Dunedin has a number of beautiful beaches that are perfect for swimming, sunbathing, and surfing. Some of the best beaches in the area include St. Clair Beach, Tunnel Beach, and Brighton Beach.
How far is Dunedin from other popular destinations in New Zealand?
Dunedin, New Zealand is located on the east coast of the South Island and is a popular destination for travelers visiting the region.
Here are some distances between Dunedin and other popular destinations in New Zealand:
- Queenstown – 280 km (174 miles) or approximately a 3.5-hour drive.
- Christchurch – 360 km (224 miles) or approximately a 4.5-hour drive.
- Milford Sound – 385 km (239 miles) or approximately a 5-hour drive.
- Te Anau – 290 km (180 miles) or approximately a 3.5-hour drive.
- Wanaka – 200 km (124 miles) or approximately a 2.5-hour drive.
- Invercargill – 170 km (105 miles) or approximately a 2-hour drive.
While Dunedin is a bit further away from some of the other popular destinations in New Zealand, it is still easily accessible by car, bus, or plane. The city also has its own airport, which offers domestic flights to many other parts of the country.
And that’s Dunedin, New Zealand!
I hope you’ve found this list of the best things to do in Dunedin to be helpful.
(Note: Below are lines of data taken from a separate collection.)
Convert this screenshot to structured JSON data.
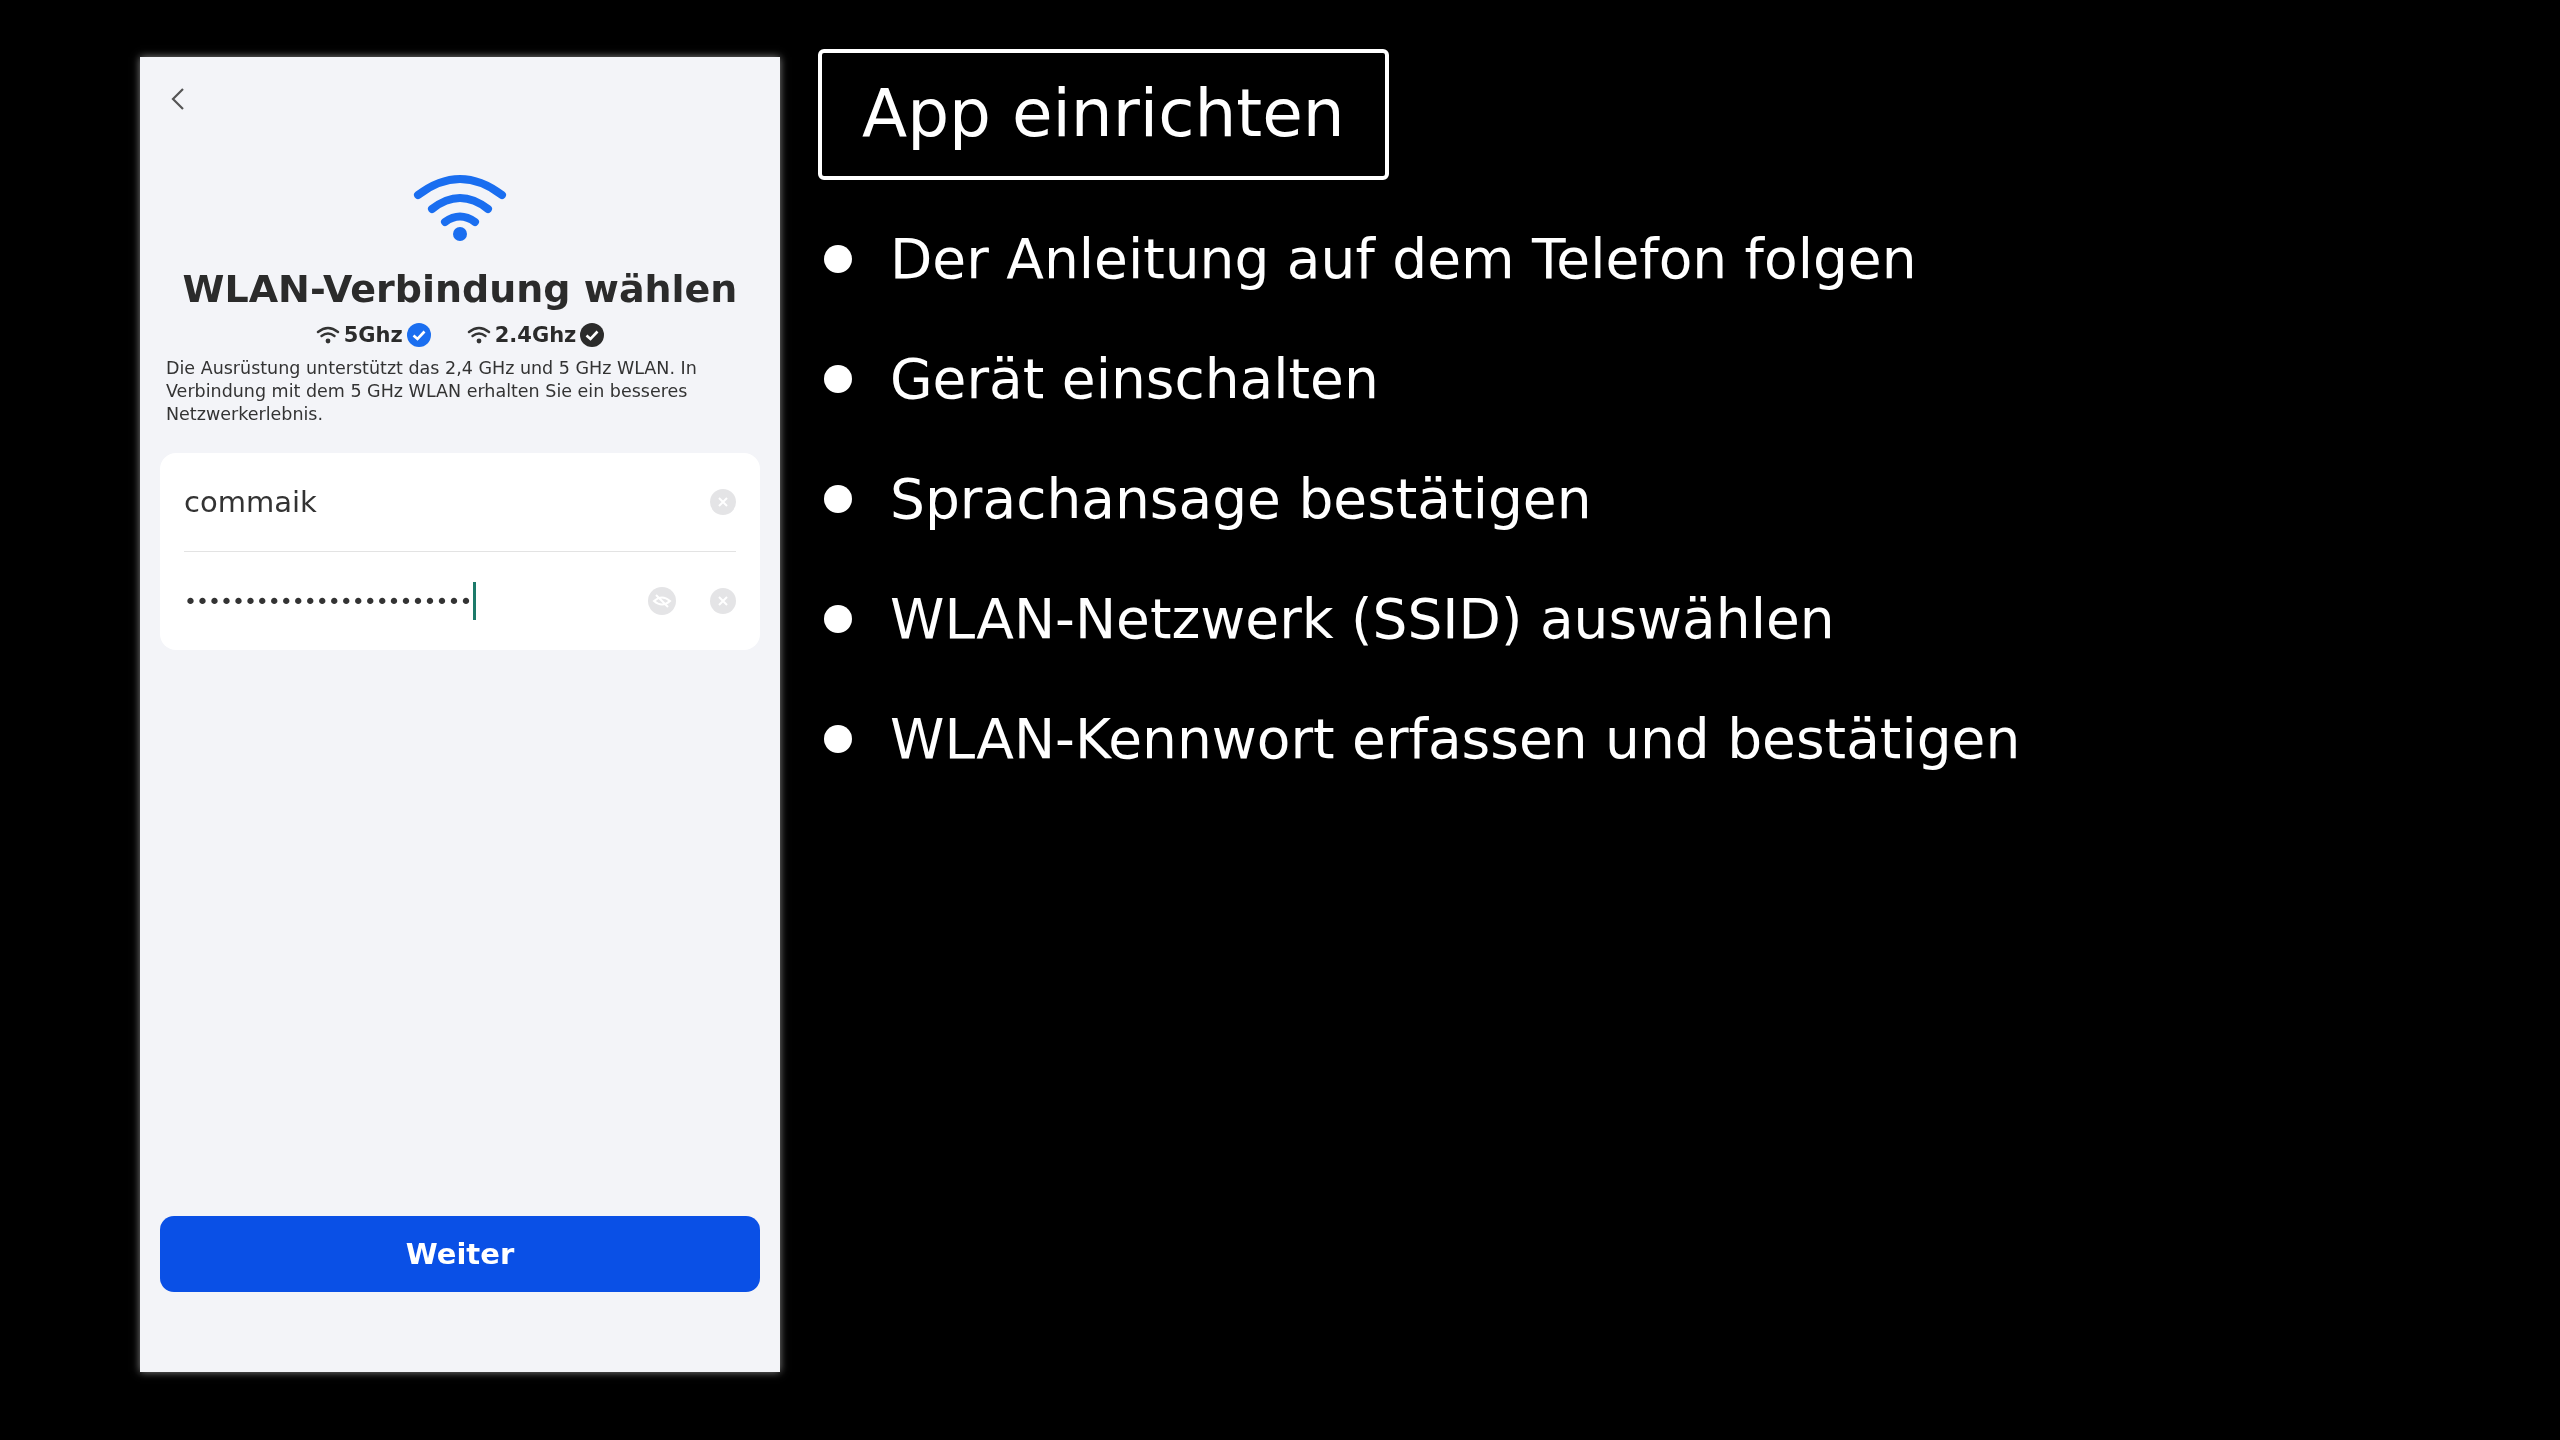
{
  "phone": {
    "title": "WLAN-Verbindung wählen",
    "bands": [
      {
        "label": "5Ghz",
        "selected": true
      },
      {
        "label": "2.4Ghz",
        "selected": false
      }
    ],
    "description": "Die Ausrüstung unterstützt das 2,4 GHz und 5 GHz WLAN. In Verbindung mit dem 5 GHz WLAN erhalten Sie ein besseres Netzwerkerlebnis.",
    "network_field": {
      "value": "commaik"
    },
    "password_field": {
      "value": "••••••••••••••••••••••••"
    },
    "button": "Weiter"
  },
  "slide": {
    "title": "App einrichten",
    "bullets": [
      "Der Anleitung auf dem Telefon folgen",
      "Gerät einschalten",
      "Sprachansage bestätigen",
      "WLAN-Netzwerk (SSID) auswählen",
      "WLAN-Kennwort erfassen und bestätigen"
    ]
  }
}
If you have any questions, please leave a comment or get in touch with me on my blog and I’ll do my best to answer it! Happy travels!
About the Author
Mikaela is the voice behind Voyageur Tripper, a blog dedicated to outdoor adventure travel. She spent several seasons working as a canoeing and hiking guide in Canada, and has lived or studied in the Canadian Arctic, New Zealand, India, and France.
On her blog, you’ll find camping resources, tales of (mis)adventures, travel guides, and more. She is most at home with a coffee in one hand and a paddle in the other.